The catches are mostly made up of red fish, cassava fish, octopus, herrings, mackerel and salmon.
Normally, it would take a trawler on a fishing expedition between four weeks to six weeks to return with enough catch, but the situation has greatly improved post this closed season(August to September), as many of the vessels returned in a record time of two weeks with their storage filled to capacity.
This came to light Thursday when the Executive Director of Fisheries Commission, Michael Attah Dadzie, paid a working visit to the Tema Fishing Harbour to ascertain the impact of the closed season.
During the visit MV Lurongyuanyu 969 owned by Roshen Fisheries, had berthed at the Harbour and the crew were busily discharging cartons of fish from the vessel into waiting vehicles.
The Operations Assistant of Ronshen Fisheries, Richard Nortey, said two weeks in their fishing expedition they landed 100 metric tonnes of fish(4,000 cartons).
Mr Nortey who was full of joy at their exploits explained that observing the closed season had really paid off as more fish had regenerated in the sea.
However, a fish monger, Naa Akorley Abbey, said the rate at which the vessels were landing fish meant cold stores would soon run out of storage space.
She, therefore, called on the government to consider plans to invest in the expansion of such facilities to reduce post harvest losses.
Mr Dadzie on his part commended the industry players for appreciating the need to close the season, as part of management measures to improve stock levels.

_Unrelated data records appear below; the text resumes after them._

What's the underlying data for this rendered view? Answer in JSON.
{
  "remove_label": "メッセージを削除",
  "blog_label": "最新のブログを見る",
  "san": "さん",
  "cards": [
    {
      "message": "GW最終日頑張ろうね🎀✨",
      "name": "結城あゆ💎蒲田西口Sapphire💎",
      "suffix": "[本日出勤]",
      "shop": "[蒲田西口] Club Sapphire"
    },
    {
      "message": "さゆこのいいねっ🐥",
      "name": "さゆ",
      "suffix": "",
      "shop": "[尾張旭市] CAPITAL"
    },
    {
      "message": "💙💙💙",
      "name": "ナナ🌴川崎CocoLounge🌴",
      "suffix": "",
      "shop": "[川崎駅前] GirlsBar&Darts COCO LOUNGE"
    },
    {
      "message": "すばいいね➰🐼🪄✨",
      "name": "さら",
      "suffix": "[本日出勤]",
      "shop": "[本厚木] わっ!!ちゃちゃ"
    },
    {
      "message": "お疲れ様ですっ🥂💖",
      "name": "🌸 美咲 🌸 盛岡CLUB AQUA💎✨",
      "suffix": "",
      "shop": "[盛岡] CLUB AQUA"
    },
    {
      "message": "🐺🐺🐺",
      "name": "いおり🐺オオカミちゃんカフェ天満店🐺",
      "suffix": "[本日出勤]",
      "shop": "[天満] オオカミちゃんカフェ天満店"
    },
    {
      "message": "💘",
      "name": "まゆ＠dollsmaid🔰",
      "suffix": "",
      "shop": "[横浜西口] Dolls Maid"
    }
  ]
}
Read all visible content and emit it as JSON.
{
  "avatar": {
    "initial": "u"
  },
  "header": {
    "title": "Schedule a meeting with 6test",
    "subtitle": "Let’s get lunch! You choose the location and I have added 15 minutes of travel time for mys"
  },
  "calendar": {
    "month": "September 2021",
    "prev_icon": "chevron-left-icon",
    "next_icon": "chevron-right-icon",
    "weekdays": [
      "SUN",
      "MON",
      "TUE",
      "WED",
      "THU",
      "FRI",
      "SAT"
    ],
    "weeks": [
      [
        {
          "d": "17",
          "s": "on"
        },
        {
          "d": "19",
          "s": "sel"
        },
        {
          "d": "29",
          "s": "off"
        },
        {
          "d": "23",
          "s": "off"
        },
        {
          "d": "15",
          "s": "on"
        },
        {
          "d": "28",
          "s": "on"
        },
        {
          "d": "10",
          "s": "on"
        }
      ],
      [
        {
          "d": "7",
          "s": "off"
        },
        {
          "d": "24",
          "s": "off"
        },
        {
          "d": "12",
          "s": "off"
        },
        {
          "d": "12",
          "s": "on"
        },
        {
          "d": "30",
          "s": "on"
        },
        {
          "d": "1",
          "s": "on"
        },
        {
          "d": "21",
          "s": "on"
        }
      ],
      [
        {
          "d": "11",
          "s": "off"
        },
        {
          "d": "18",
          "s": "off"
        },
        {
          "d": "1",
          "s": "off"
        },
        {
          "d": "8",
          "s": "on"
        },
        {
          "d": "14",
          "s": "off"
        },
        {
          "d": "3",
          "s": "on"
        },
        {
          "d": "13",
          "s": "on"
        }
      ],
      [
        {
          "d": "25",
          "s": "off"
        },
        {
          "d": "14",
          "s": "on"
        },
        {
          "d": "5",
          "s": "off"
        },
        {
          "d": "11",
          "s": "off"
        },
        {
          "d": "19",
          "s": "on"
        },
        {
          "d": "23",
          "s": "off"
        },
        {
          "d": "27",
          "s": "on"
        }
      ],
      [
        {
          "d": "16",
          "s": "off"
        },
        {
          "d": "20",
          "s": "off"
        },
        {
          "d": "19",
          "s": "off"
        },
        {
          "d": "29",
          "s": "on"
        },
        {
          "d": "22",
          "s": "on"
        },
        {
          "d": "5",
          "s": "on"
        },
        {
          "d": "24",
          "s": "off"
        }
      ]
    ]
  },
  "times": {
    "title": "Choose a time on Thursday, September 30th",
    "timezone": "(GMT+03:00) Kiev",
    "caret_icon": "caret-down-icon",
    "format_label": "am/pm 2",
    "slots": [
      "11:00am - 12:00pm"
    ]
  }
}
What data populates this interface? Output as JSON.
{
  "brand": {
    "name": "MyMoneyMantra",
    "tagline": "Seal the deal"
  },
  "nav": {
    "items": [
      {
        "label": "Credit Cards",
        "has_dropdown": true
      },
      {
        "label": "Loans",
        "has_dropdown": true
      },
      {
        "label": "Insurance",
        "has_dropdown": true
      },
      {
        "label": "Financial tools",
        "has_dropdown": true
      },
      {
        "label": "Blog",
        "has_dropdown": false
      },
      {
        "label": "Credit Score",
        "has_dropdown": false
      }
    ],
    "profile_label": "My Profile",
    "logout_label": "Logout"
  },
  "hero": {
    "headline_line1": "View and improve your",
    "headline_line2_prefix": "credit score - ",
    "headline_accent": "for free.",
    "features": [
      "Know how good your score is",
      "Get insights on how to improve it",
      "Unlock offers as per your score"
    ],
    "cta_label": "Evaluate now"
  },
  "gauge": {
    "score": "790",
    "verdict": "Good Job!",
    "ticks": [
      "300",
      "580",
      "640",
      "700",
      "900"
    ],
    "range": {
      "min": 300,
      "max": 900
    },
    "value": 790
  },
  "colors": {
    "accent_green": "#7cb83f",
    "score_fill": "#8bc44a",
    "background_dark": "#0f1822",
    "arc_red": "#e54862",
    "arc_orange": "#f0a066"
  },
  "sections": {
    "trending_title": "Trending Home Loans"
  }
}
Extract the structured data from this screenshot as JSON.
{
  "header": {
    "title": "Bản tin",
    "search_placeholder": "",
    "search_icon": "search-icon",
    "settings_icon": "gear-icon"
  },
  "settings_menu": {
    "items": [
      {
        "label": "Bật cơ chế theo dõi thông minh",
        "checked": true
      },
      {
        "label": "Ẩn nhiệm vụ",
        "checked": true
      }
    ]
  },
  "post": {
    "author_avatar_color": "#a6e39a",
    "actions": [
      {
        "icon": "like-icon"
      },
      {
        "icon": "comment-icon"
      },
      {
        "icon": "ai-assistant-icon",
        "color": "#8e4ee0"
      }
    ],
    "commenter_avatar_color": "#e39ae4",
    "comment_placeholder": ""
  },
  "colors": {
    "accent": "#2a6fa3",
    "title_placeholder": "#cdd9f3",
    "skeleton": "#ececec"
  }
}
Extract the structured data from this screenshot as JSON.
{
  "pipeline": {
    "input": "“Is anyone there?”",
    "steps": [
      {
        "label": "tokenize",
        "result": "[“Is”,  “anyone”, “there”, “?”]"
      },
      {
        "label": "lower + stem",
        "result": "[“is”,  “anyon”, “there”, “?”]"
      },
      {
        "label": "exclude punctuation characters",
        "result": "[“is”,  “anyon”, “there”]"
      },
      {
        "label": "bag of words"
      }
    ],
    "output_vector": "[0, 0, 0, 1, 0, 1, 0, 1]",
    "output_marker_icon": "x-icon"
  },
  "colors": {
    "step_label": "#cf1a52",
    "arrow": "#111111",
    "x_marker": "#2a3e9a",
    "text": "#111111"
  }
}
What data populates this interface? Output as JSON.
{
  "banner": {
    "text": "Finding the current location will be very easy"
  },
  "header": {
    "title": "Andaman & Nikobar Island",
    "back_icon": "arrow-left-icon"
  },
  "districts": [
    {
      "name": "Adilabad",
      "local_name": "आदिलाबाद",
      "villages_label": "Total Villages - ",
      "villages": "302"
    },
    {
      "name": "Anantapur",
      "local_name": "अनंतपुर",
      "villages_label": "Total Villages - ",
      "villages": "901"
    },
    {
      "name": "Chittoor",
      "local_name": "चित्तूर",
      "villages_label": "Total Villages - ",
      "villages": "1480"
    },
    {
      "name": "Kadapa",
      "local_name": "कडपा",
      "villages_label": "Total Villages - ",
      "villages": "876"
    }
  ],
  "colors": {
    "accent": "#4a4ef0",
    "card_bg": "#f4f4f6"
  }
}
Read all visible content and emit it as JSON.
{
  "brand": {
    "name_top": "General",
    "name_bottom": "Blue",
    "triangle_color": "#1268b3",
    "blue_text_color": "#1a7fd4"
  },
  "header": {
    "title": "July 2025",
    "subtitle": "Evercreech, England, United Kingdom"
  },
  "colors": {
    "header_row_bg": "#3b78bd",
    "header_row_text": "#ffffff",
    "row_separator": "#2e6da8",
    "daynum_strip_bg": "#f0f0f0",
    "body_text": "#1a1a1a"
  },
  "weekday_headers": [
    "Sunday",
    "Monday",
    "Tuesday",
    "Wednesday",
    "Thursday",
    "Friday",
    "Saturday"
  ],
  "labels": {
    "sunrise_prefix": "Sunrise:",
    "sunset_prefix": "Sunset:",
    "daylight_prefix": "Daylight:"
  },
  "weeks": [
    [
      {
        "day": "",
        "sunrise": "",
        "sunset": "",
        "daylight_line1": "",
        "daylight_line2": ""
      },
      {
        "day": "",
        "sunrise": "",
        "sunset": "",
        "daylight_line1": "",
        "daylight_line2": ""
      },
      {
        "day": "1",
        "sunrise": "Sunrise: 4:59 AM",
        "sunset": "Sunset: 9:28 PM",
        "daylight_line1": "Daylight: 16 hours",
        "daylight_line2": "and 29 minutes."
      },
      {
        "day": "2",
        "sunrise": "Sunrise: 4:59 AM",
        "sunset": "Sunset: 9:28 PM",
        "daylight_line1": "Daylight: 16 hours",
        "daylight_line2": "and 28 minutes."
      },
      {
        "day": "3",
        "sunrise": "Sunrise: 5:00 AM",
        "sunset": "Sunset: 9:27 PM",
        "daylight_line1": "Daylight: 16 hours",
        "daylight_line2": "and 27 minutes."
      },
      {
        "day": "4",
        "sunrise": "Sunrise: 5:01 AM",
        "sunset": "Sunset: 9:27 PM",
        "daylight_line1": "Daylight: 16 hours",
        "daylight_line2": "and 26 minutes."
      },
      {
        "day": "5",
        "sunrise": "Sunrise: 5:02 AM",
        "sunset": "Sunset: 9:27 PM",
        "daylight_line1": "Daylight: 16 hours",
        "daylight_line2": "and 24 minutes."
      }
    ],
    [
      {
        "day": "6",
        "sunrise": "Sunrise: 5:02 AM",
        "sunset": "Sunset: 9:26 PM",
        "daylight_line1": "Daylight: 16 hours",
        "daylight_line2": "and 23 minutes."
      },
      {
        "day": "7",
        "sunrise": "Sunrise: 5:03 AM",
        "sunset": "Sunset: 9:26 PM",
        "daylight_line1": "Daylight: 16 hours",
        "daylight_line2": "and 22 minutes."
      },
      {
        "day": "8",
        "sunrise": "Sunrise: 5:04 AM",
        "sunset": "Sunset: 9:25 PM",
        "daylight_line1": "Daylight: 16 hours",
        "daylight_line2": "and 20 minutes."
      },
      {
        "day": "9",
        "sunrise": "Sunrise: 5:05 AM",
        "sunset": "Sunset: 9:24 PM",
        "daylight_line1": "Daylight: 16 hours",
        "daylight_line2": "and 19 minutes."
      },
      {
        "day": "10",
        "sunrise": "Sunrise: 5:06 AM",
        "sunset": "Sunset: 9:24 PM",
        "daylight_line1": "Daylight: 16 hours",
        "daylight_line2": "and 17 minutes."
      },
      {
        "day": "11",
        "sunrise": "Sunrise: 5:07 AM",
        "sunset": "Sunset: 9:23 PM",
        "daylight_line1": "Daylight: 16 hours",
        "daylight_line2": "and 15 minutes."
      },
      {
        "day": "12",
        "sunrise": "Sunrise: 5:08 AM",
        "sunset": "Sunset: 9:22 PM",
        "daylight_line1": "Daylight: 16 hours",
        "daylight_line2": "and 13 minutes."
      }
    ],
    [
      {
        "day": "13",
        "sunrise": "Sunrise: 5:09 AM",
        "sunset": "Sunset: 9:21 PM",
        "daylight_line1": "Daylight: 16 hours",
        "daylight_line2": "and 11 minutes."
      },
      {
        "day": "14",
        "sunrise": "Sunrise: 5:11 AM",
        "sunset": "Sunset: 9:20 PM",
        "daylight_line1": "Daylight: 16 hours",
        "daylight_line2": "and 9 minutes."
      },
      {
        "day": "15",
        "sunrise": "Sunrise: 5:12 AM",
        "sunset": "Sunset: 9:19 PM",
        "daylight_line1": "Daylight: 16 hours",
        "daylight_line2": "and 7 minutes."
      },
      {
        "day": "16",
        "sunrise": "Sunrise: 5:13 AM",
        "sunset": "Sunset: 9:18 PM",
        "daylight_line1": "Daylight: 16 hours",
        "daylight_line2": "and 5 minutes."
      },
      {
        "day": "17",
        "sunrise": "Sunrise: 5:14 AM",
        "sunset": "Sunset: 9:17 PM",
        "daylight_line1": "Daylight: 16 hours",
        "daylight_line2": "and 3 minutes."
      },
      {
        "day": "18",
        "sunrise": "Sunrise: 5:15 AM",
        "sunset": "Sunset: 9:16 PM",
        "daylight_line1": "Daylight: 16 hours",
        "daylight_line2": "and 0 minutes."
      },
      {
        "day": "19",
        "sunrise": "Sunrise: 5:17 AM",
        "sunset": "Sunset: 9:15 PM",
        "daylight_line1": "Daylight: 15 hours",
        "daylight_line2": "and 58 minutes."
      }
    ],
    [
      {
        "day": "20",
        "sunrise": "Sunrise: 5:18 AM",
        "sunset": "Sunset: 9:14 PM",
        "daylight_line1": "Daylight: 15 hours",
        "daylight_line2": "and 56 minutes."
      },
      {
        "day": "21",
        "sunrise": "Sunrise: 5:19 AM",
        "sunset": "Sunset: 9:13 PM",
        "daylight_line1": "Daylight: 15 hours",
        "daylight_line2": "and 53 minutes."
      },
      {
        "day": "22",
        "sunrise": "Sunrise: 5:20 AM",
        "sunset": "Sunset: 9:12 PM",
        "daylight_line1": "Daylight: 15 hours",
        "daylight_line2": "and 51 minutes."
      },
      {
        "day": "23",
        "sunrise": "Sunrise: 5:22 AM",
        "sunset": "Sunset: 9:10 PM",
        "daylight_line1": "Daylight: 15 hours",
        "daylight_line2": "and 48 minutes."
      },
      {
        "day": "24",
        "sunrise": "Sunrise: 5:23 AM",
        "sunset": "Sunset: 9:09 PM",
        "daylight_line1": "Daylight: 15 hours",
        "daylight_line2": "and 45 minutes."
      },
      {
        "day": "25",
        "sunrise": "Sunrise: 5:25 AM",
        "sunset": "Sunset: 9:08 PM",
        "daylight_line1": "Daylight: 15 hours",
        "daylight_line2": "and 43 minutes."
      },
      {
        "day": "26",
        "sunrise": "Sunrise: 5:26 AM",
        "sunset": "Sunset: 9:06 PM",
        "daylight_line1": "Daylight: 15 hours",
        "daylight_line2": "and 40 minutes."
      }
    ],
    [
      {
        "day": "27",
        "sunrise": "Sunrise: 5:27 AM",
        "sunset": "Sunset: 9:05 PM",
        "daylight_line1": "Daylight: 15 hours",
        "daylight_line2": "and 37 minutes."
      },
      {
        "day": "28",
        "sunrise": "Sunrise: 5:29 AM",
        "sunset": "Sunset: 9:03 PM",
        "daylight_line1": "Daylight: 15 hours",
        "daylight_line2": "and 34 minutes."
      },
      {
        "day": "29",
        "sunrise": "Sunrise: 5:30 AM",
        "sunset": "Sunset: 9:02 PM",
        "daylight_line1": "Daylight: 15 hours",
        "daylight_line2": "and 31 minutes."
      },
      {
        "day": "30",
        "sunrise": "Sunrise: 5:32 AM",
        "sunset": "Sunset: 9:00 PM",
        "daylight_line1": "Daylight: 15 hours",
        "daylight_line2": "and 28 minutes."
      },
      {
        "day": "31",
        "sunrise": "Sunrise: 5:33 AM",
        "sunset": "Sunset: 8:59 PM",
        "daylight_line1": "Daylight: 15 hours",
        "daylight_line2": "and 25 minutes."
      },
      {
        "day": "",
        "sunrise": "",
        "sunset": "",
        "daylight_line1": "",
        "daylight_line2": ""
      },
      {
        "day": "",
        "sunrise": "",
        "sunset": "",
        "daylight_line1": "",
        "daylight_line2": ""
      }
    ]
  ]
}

There are 72 registered trawl vessels and about 14,000 canoes in Ghana and their continued activities puts a lot of pressure on the sea.
“The compliance level for this year’s closed season was 100 per cent it therefore helped to improve the stock level and we can all see the excellent results being churned out,” he said.
Mr Dadzie said the results was indicative that closing the season worked and that could make it easier to convince players to extend the exercise in the future, to improve quality to rake in more revenue.
He encouraged fishermen to save towards their future, especially towards closed seasons so that they would not be found wanting.
Mr Dadzie said the Fisheries Committee for West Central Gulf of Guinea was working to ensure that all its six member countries Benin, Cote d’Ivoire, Ghana, Liberia, Nigeria and Togo collaborated in their implementation of the closed season to ensure excellent results for the region.
Mr Dadzie answering a question as what the Ministry of Fisheries and Aquaculture Development was doing to streamline the trawl sector where, vessels had Chinese ownership and the licence to fish belonged to Ghanaians, said “We are asking the players to bring a hire purchase agreement between the fishing companies and their partners who have brought in the vessels so that eventually the vessels would be paid for by the Ghanaian partners.”
FROM GODFRED BLAY GIBBAH, TEMA